Data extracts:

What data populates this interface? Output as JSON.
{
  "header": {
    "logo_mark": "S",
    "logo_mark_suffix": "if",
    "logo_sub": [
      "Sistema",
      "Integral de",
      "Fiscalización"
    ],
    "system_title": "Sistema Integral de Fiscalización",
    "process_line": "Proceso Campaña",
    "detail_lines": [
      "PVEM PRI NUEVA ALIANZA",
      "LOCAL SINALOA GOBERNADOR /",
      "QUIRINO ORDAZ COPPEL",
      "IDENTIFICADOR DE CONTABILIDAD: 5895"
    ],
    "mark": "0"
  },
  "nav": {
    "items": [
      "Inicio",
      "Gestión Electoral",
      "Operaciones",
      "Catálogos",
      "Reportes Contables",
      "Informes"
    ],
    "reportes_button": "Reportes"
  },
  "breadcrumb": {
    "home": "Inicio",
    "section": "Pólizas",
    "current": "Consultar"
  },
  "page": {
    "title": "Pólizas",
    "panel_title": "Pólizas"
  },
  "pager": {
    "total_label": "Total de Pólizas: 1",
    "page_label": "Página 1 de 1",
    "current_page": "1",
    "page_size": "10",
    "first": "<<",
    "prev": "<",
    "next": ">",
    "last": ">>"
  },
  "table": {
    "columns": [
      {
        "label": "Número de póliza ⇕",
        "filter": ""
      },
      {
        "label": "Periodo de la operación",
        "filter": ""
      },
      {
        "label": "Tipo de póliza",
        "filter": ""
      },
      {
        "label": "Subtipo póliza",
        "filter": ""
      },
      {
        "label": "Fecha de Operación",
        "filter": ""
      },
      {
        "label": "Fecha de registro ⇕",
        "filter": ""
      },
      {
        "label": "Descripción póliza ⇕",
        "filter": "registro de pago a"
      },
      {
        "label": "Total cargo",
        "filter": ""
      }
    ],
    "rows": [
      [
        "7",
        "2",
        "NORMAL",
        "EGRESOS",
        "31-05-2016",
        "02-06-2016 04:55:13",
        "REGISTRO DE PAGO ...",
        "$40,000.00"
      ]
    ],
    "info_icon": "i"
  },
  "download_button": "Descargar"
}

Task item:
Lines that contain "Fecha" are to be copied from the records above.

Expected answer:
        "label": "Fecha de Operación",
        "label": "Fecha de registro ⇕",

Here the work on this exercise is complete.